Print every entry exactly as written and exclude all images.

Material shown -
----------
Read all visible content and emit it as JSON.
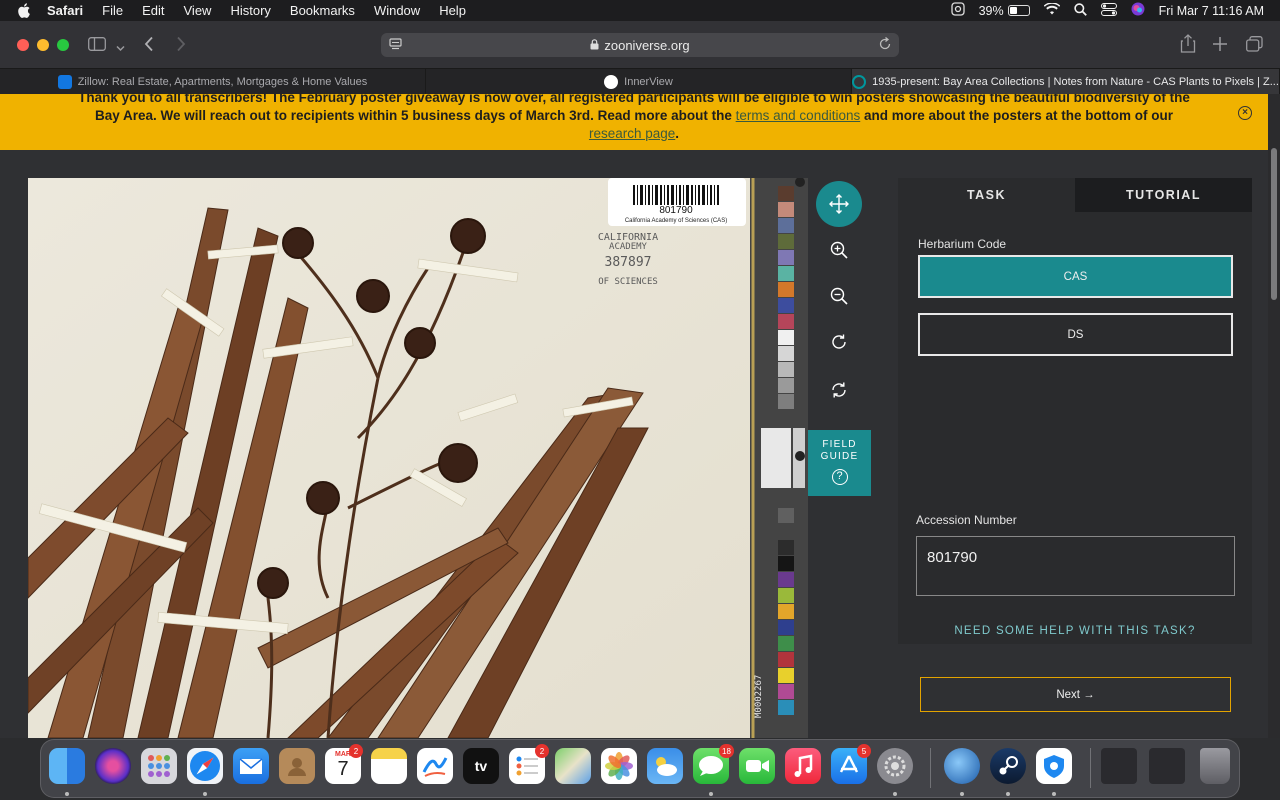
{
  "menubar": {
    "app": "Safari",
    "items": [
      "File",
      "Edit",
      "View",
      "History",
      "Bookmarks",
      "Window",
      "Help"
    ],
    "battery_pct": "39%",
    "battery_level": 0.39,
    "datetime": "Fri Mar 7  11:16 AM"
  },
  "browser": {
    "url": "zooniverse.org",
    "tabs": [
      {
        "title": "Zillow: Real Estate, Apartments, Mortgages & Home Values",
        "icon": "zillow-icon",
        "color": "#1277e1"
      },
      {
        "title": "InnerView",
        "icon": "innerview-icon",
        "color": "#ffffff"
      },
      {
        "title": "1935-present: Bay Area Collections | Notes from Nature - CAS Plants to Pixels | Z...",
        "icon": "zooniverse-icon",
        "color": "#00979d"
      }
    ]
  },
  "banner": {
    "text1": "Thank you to all transcribers! The February poster giveaway is now over, all registered participants will be eligible to win posters showcasing the beautiful biodiversity of the",
    "text2a": "Bay Area. We will reach out to recipients within 5 business days of March 3rd. Read more about the ",
    "link1": "terms and conditions",
    "text2b": " and more about the posters at the bottom of our",
    "link2": "research page",
    "text3": "."
  },
  "specimen": {
    "barcode_number": "801790",
    "barcode_caption": "California Academy of Sciences (CAS)",
    "stamp_line1": "CALIFORNIA",
    "stamp_line2": "ACADEMY",
    "stamp_number": "387897",
    "stamp_line3": "OF SCIENCES",
    "scale_code": "M0002267"
  },
  "field_guide": {
    "line1": "FIELD",
    "line2": "GUIDE",
    "icon": "?"
  },
  "task": {
    "tab_task": "TASK",
    "tab_tutorial": "TUTORIAL",
    "herbarium_label": "Herbarium Code",
    "choices": [
      "CAS",
      "DS"
    ],
    "selected": "CAS",
    "accession_label": "Accession Number",
    "accession_value": "801790",
    "help": "NEED SOME HELP WITH THIS TASK?",
    "next": "Next →"
  },
  "dock": {
    "apps": [
      "finder",
      "siri",
      "launchpad",
      "safari",
      "mail",
      "contacts",
      "calendar",
      "notes",
      "freeform",
      "tv",
      "reminders",
      "maps",
      "photos",
      "weather",
      "messages",
      "facetime",
      "music",
      "app-store",
      "system-settings",
      "network-utility",
      "steam",
      "privacy-app",
      "window-1",
      "window-2",
      "trash"
    ],
    "calendar_month": "MAR",
    "calendar_day": "7",
    "badge_calendar": "2",
    "badge_reminders": "2",
    "badge_messages": "18",
    "badge_appstore": "5",
    "tv_label": "tv"
  }
}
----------
Result of the task -
Read all visible content and emit it as JSON.
{
  "menubar": {
    "app": "Safari",
    "items": [
      "File",
      "Edit",
      "View",
      "History",
      "Bookmarks",
      "Window",
      "Help"
    ],
    "battery_pct": "39%",
    "battery_level": 0.39,
    "datetime": "Fri Mar 7  11:16 AM"
  },
  "browser": {
    "url": "zooniverse.org",
    "tabs": [
      {
        "title": "Zillow: Real Estate, Apartments, Mortgages & Home Values",
        "icon": "zillow-icon",
        "color": "#1277e1"
      },
      {
        "title": "InnerView",
        "icon": "innerview-icon",
        "color": "#ffffff"
      },
      {
        "title": "1935-present: Bay Area Collections | Notes from Nature - CAS Plants to Pixels | Z...",
        "icon": "zooniverse-icon",
        "color": "#00979d"
      }
    ]
  },
  "banner": {
    "text1": "Thank you to all transcribers! The February poster giveaway is now over, all registered participants will be eligible to win posters showcasing the beautiful biodiversity of the",
    "text2a": "Bay Area. We will reach out to recipients within 5 business days of March 3rd. Read more about the ",
    "link1": "terms and conditions",
    "text2b": " and more about the posters at the bottom of our",
    "link2": "research page",
    "text3": "."
  },
  "specimen": {
    "barcode_number": "801790",
    "barcode_caption": "California Academy of Sciences (CAS)",
    "stamp_line1": "CALIFORNIA",
    "stamp_line2": "ACADEMY",
    "stamp_number": "387897",
    "stamp_line3": "OF SCIENCES",
    "scale_code": "M0002267"
  },
  "field_guide": {
    "line1": "FIELD",
    "line2": "GUIDE",
    "icon": "?"
  },
  "task": {
    "tab_task": "TASK",
    "tab_tutorial": "TUTORIAL",
    "herbarium_label": "Herbarium Code",
    "choices": [
      "CAS",
      "DS"
    ],
    "selected": "CAS",
    "accession_label": "Accession Number",
    "accession_value": "801790",
    "help": "NEED SOME HELP WITH THIS TASK?",
    "next": "Next →"
  },
  "dock": {
    "apps": [
      "finder",
      "siri",
      "launchpad",
      "safari",
      "mail",
      "contacts",
      "calendar",
      "notes",
      "freeform",
      "tv",
      "reminders",
      "maps",
      "photos",
      "weather",
      "messages",
      "facetime",
      "music",
      "app-store",
      "system-settings",
      "network-utility",
      "steam",
      "privacy-app",
      "window-1",
      "window-2",
      "trash"
    ],
    "calendar_month": "MAR",
    "calendar_day": "7",
    "badge_calendar": "2",
    "badge_reminders": "2",
    "badge_messages": "18",
    "badge_appstore": "5",
    "tv_label": "tv"
  }
}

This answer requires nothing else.